Washington, D.C., is well-situated for day trips with mountains, forests, beach and bay all a short drive away. On a recent weekend, I was lucky enough to tool around in style. BMW lent me their new electric car – the i3 – and asked that I race it around the DC metro region. (Or perhaps that’s just how I heard them.)

The car handles beautifully the way you’d expect a BMW to, and proves there’s no performance tradeoff by going with an electric vehicle (EV). For most drivers, EVs like the i3 can accommodate daily driving needs. The average American only travels 30 miles per day. In particular, EVs are well suited for commuting because a driver can charge at home or the workplace. But day-tripping with an EV can take more planning and I learned firsthand that a robust public charging network is essential if EVs are to make more headway in the marketplace.

At C2ES, we often cite the importance of public charging stations to extend the range of EVs and give drivers confidence that an EV is a practical replacement for their conventional car. To allow EV drivers to travel as they would with a gasoline car, quick charging stations are needed along major roadways. Multiple, slower charging stations (referred to as Level 2) should be at key destinations to provide redundancy in case stations are in use or down for maintenance. Those are some of the conclusions of our new paper assessing the public charging infrastructure in Washington state and the same can be said of Washington, D.C.

SaskPower unveils first commercial-scale, coal-fired power plant to capture carbon

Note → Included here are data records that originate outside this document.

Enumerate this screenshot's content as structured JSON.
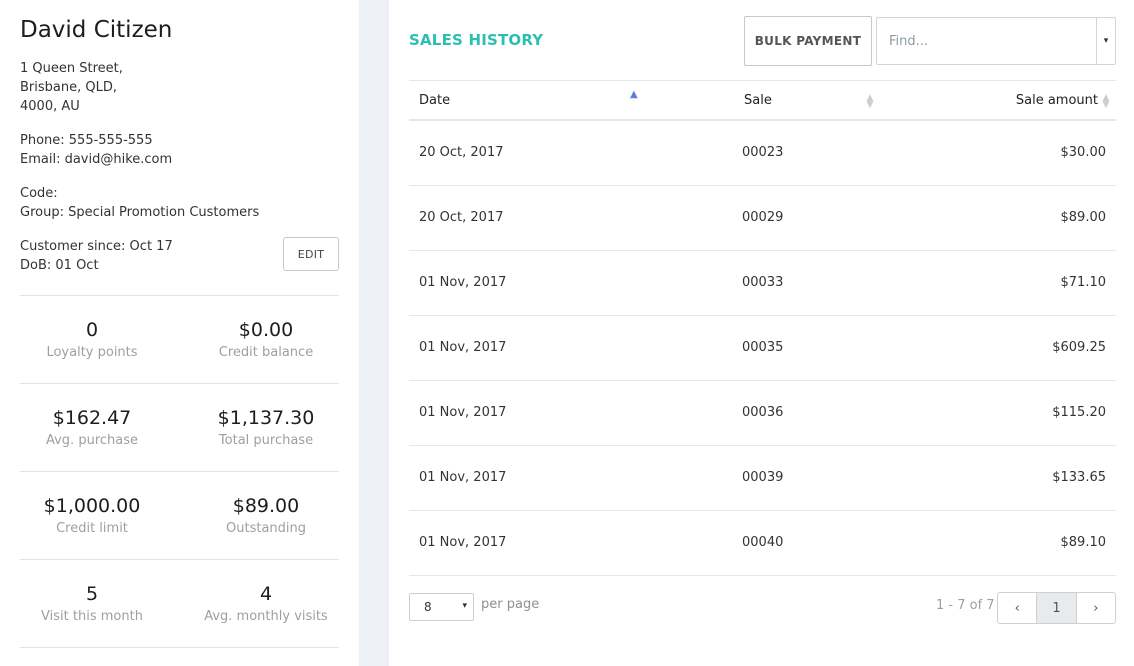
{
  "customer": {
    "name": "David Citizen",
    "address": [
      "1 Queen Street,",
      "Brisbane, QLD,",
      "4000, AU"
    ],
    "phone": "Phone: 555-555-555",
    "email": "Email: david@hike.com",
    "code": "Code:",
    "group": "Group: Special Promotion Customers",
    "since": "Customer since: Oct 17",
    "dob": "DoB: 01 Oct",
    "edit_label": "EDIT"
  },
  "stats": [
    {
      "value": "0",
      "label": "Loyalty points"
    },
    {
      "value": "$0.00",
      "label": "Credit balance"
    },
    {
      "value": "$162.47",
      "label": "Avg. purchase"
    },
    {
      "value": "$1,137.30",
      "label": "Total purchase"
    },
    {
      "value": "$1,000.00",
      "label": "Credit limit"
    },
    {
      "value": "$89.00",
      "label": "Outstanding"
    },
    {
      "value": "5",
      "label": "Visit this month"
    },
    {
      "value": "4",
      "label": "Avg. monthly visits"
    }
  ],
  "sales_history": {
    "title": "SALES HISTORY",
    "bulk_payment_label": "BULK PAYMENT",
    "find_placeholder": "Find...",
    "columns": [
      "Date",
      "Sale",
      "Sale amount"
    ],
    "rows": [
      {
        "date": "20 Oct, 2017",
        "sale": "00023",
        "amount": "$30.00"
      },
      {
        "date": "20 Oct, 2017",
        "sale": "00029",
        "amount": "$89.00"
      },
      {
        "date": "01 Nov, 2017",
        "sale": "00033",
        "amount": "$71.10"
      },
      {
        "date": "01 Nov, 2017",
        "sale": "00035",
        "amount": "$609.25"
      },
      {
        "date": "01 Nov, 2017",
        "sale": "00036",
        "amount": "$115.20"
      },
      {
        "date": "01 Nov, 2017",
        "sale": "00039",
        "amount": "$133.65"
      },
      {
        "date": "01 Nov, 2017",
        "sale": "00040",
        "amount": "$89.10"
      }
    ],
    "per_page_value": "8",
    "per_page_label": "per page",
    "range_text": "1 - 7 of 7",
    "current_page": "1"
  },
  "icons": {
    "caret_down": "▾",
    "sort_up": "▲",
    "sort_both": "▲▼",
    "prev": "‹",
    "next": "›"
  },
  "colors": {
    "accent": "#2bbfb1",
    "sort_active": "#5c7fd6",
    "band": "#edf0f4"
  }
}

For the first time ever, a large-scale, coal-fired power plant is capturing carbon dioxide to keep it from being released into the atmosphere – a milestone for a technology critical to addressing climate change.

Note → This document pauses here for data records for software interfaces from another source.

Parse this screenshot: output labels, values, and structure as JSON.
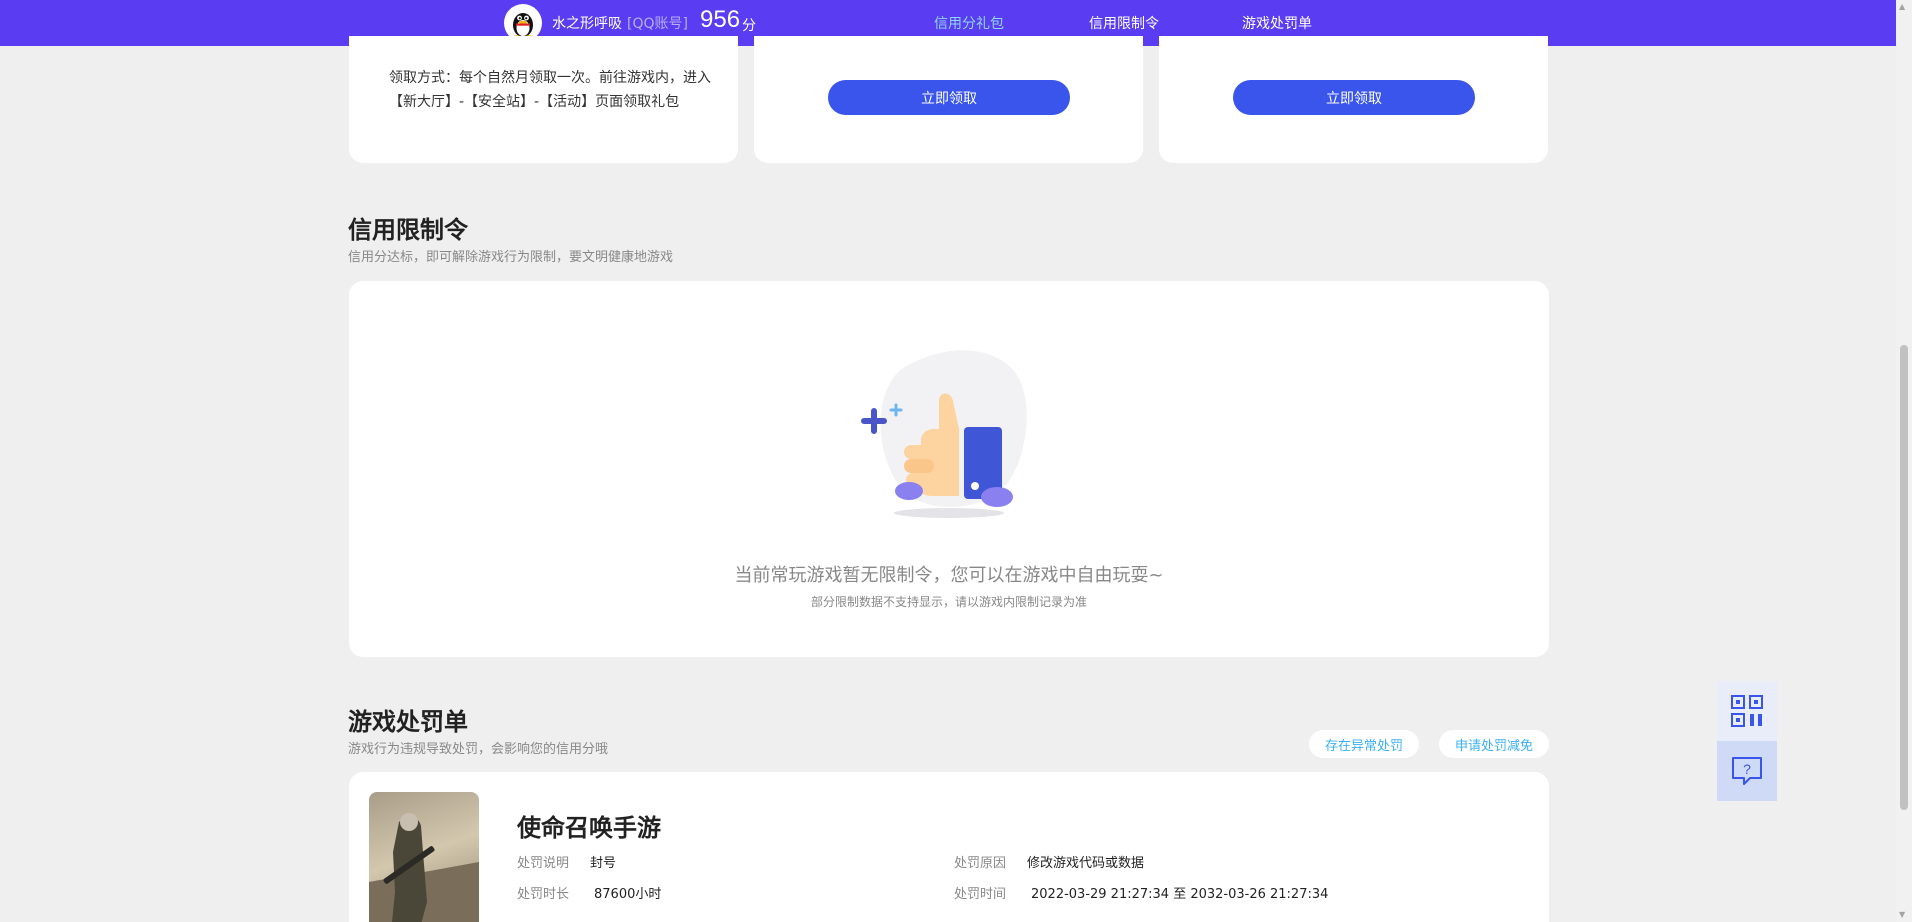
{
  "header": {
    "username": "水之形呼吸",
    "account_type": "[QQ账号]",
    "score": "956",
    "score_unit": "分",
    "tabs": [
      {
        "label": "信用分礼包",
        "active": true
      },
      {
        "label": "信用限制令",
        "active": false
      },
      {
        "label": "游戏处罚单",
        "active": false
      }
    ]
  },
  "gift_cards": {
    "claim_method": "领取方式：每个自然月领取一次。前往游戏内，进入【新大厅】-【安全站】-【活动】页面领取礼包",
    "claim_button_1": "立即领取",
    "claim_button_2": "立即领取"
  },
  "restriction": {
    "title": "信用限制令",
    "subtitle": "信用分达标，即可解除游戏行为限制，要文明健康地游戏",
    "empty_main": "当前常玩游戏暂无限制令，您可以在游戏中自由玩耍~",
    "empty_sub": "部分限制数据不支持显示，请以游戏内限制记录为准"
  },
  "penalty": {
    "title": "游戏处罚单",
    "subtitle": "游戏行为违规导致处罚，会影响您的信用分哦",
    "abnormal_button": "存在异常处罚",
    "appeal_button": "申请处罚减免",
    "game_name": "使命召唤手游",
    "desc_label": "处罚说明",
    "desc_value": "封号",
    "reason_label": "处罚原因",
    "reason_value": "修改游戏代码或数据",
    "duration_label": "处罚时长",
    "duration_value": "87600小时",
    "time_label": "处罚时间",
    "time_value": "2022-03-29 21:27:34 至 2032-03-26 21:27:34"
  },
  "colors": {
    "topbar": "#5a3df2",
    "accent": "#3a55ec",
    "active_tab": "#8fd6ff",
    "link": "#3ab0f4"
  },
  "icons": {
    "qr": "qr-code-icon",
    "help": "help-chat-icon",
    "avatar": "qq-penguin-icon"
  }
}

Canadian electric utility SaskPower has switched on unit 3 at its Boundary Dam power plant, about 10 miles from the North Dakota border, and will hold an official grand opening Oct. 2. Following a $1.2 billion retrofit, the 46-year-old, 110-megawatt coal unit is now on course toward capturing 90 percent of its carbon emissions. Other upgrades reduce nitrous oxide emissions and capture 100 percent of the unit’s sulfur dioxide emissions.

Numerous commercial-scale carbon capture and storage (CCS) technology projects have been deployed in the industrial sector. In the power sector, demonstration-scale projects have been deployed, but this is the first commercial-scale project.

We will need to construct hundreds of such projects (along with other zero- and lower-emitting technologies) if greenhouse gas emissions are to be reduced to levels that avoid the worst effects of climate change. According to the International Energy Agency, more than 440 terawatt-hours (TWh) of CCS must be generated between 2020 and 2035 to give us a chance of limiting global temperature rise to 2 degrees Celsius (3.6 degrees Fahrenheit) above pre-industrial levels. To get a sense of that scale, SaskPower’s unit 3 can produce up to 1 TWh of electricity per year.

The Boundary Dam project is important not just because it’s the first of its kind, but because it demonstrates a way to help make carbon capture technology economically viable -- by turning unwanted pollutants into valuable commodities. SaskPower has agreed to transport and sell its captured carbon dioxide (CO2) to an oilfield operated by Cenovus for use in enhanced oil recovery (EOR) operations. The captured CO2 helps coax additional production from declining oil fields and results in the permanent storage of the CO2 underground. (In addition, captured sulfur dioxide emissions will be used to produce 50 tons per day of sulfuric acid for industrial customers, and SaskPower will sell the plant’s coal combustion residuals, also known as coal ash, for use in construction products like drywall and concrete.)

Companies are part of the equation to address climate change

While the focus in New York this week has been on world leaders pledging to act on climate change, business leaders also stepped up to be part of the climate solution.

In recent years, many companies have acknowledged the risks of climate change and worked to improve their energy efficiency and sustainability. This week, companies announced new efforts to fund clean energy, reduce carbon emissions, and support a price on carbon.

For example, Bank of America announced an initiative to spur at least $10 billion of new investment in clean energy projects. Hewlett Packard announced plans to reduce emissions intensity of its product portfolio by 40 percent from 2010 levels by 2020.

Many companies joined together to take a stand: